I think religious education is very necessary today. Proper guidance in this field brings a breath of culture and refinement into people's lives. We talk a lot about faith, worship, rrieditation and religious observances, yet we forget what instilled that faith, inspired that worship, motivated that meditation and hallowed those observances in the first place. Philosophy, the study of the essence of things, did all this for us and now we shamefully neglect it. If we attempt to get to the truth without proper svadhyaya or introspective selfknowledge, it will be like trying to cure people without knowing the first thing about medicine. If an ignorant person tries to cure himself he will just get worse. With svadhyaya and self-improvement, we can learn how to heal ourselves. Svadhyaya is the only way to becoming your own guru. By absorbing the wisdom of the sages, our thinking becomes refined. That is why I would like to suggest that we follow the practice of svadhyaya regularly to enhance our knowledge and enrich our lives.
One does not gain knowledge by becoming a guru. To be a guru, one has to become a disciple first.
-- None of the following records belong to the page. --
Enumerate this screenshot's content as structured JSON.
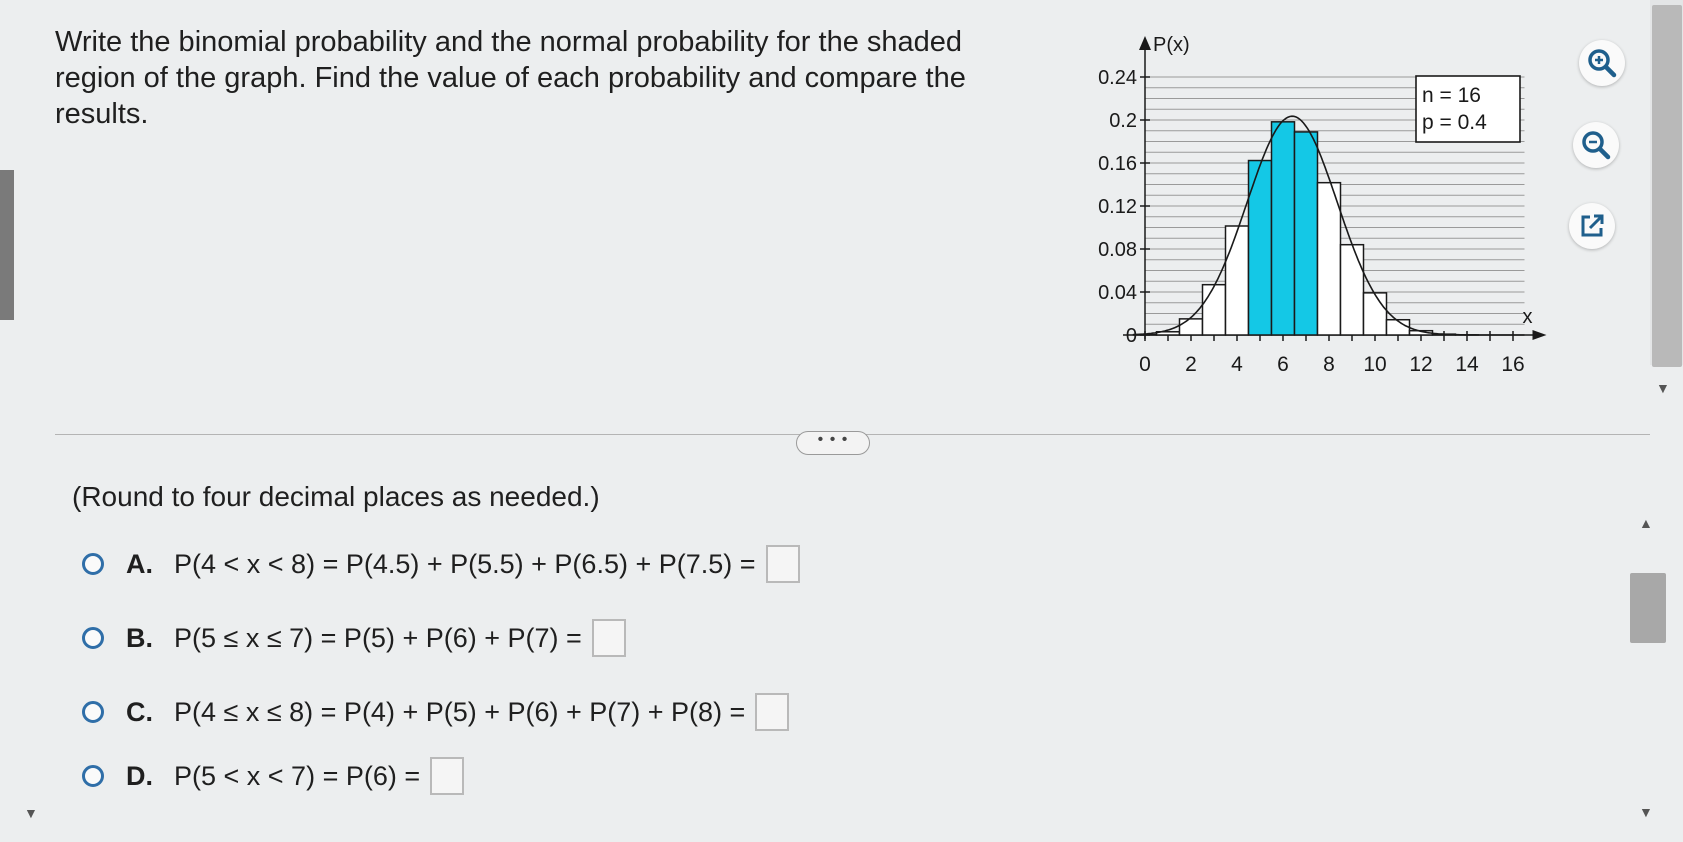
{
  "question": {
    "text": "Write the binomial probability and the normal probability for the shaded region of the graph. Find the value of each probability and compare the results."
  },
  "chart_data": {
    "type": "bar",
    "ylabel": "P(x)",
    "xlabel": "x",
    "legend": [
      "n = 16",
      "p = 0.4"
    ],
    "x_ticks": [
      "0",
      "2",
      "4",
      "6",
      "8",
      "10",
      "12",
      "14",
      "16"
    ],
    "y_ticks": [
      "0",
      "0.04",
      "0.08",
      "0.12",
      "0.16",
      "0.2",
      "0.24"
    ],
    "xlim": [
      0,
      16
    ],
    "ylim": [
      0,
      0.24
    ],
    "x": [
      0,
      1,
      2,
      3,
      4,
      5,
      6,
      7,
      8,
      9,
      10,
      11,
      12,
      13,
      14,
      15,
      16
    ],
    "values": [
      0.0003,
      0.003,
      0.015,
      0.0468,
      0.1014,
      0.1623,
      0.1983,
      0.1889,
      0.1417,
      0.084,
      0.0392,
      0.0142,
      0.004,
      0.0008,
      0.0001,
      0.0,
      0.0
    ],
    "shaded": [
      5,
      6,
      7
    ],
    "normal_curve": {
      "mean": 6.4,
      "sd": 1.96
    },
    "colors": {
      "shaded": "#14c8e6",
      "bars": "#ffffff",
      "stroke": "#1a1a1a"
    },
    "grid": true
  },
  "tools": {
    "zoom_in_icon": "zoom-in-icon",
    "zoom_out_icon": "zoom-out-icon",
    "popout_icon": "external-link-icon",
    "accent": "#1f5f8c"
  },
  "more_label": "• • •",
  "instructions": "(Round to four decimal places as needed.)",
  "options": [
    {
      "letter": "A.",
      "expr": "P(4 < x < 8) = P(4.5) + P(5.5) + P(6.5) + P(7.5) ="
    },
    {
      "letter": "B.",
      "expr": "P(5 ≤ x ≤ 7) = P(5) + P(6) + P(7) ="
    },
    {
      "letter": "C.",
      "expr": "P(4 ≤ x ≤ 8) = P(4) + P(5) + P(6) + P(7) + P(8) ="
    },
    {
      "letter": "D.",
      "expr": "P(5 < x < 7) = P(6) ="
    }
  ]
}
Being a disciple means being curious and having a thirst for knowledge. It means that a sense of worthiness is beginning to grow within the person. Once one gains inner worthiness, then one is able to be a guru. Religious education increases our eligibility and fitness to do this. It enhances our capacity for gaining knowledge. What I want to say is, if you wish to follow both science and religion, you must practice svadhyaya. Self-study gives us vision, intelligence and a sense of responsibility. It inculcates true values in us. It awakens a limitless potential for the soul's growth. Through self-study, our minds are purified. They become healthier. Our faith becomes clear and strong. Pujya Gurudev Upadhyaya Shri Amar Muniji Maharaj says, "Svadhyaya is an elixir which turns ignorance into wisdom and gives wise men the capability of illuminating themselves and others as well."
Source : "The Jains Through Time"
Veerayatan's Silver Jubilee A Commemoration-An English Translation of' Samay Ki Parto Mein' published to celebrate the Twenty-sixth Centenary of the birth of Tirthankara Mahavira, English Translation by Sadhvi Shilapiji
Published By : Veerayatan U. K. The Wentworth, Pinewood Close, Oxhey Drive South
Northwood, Middlesex HA6 3ET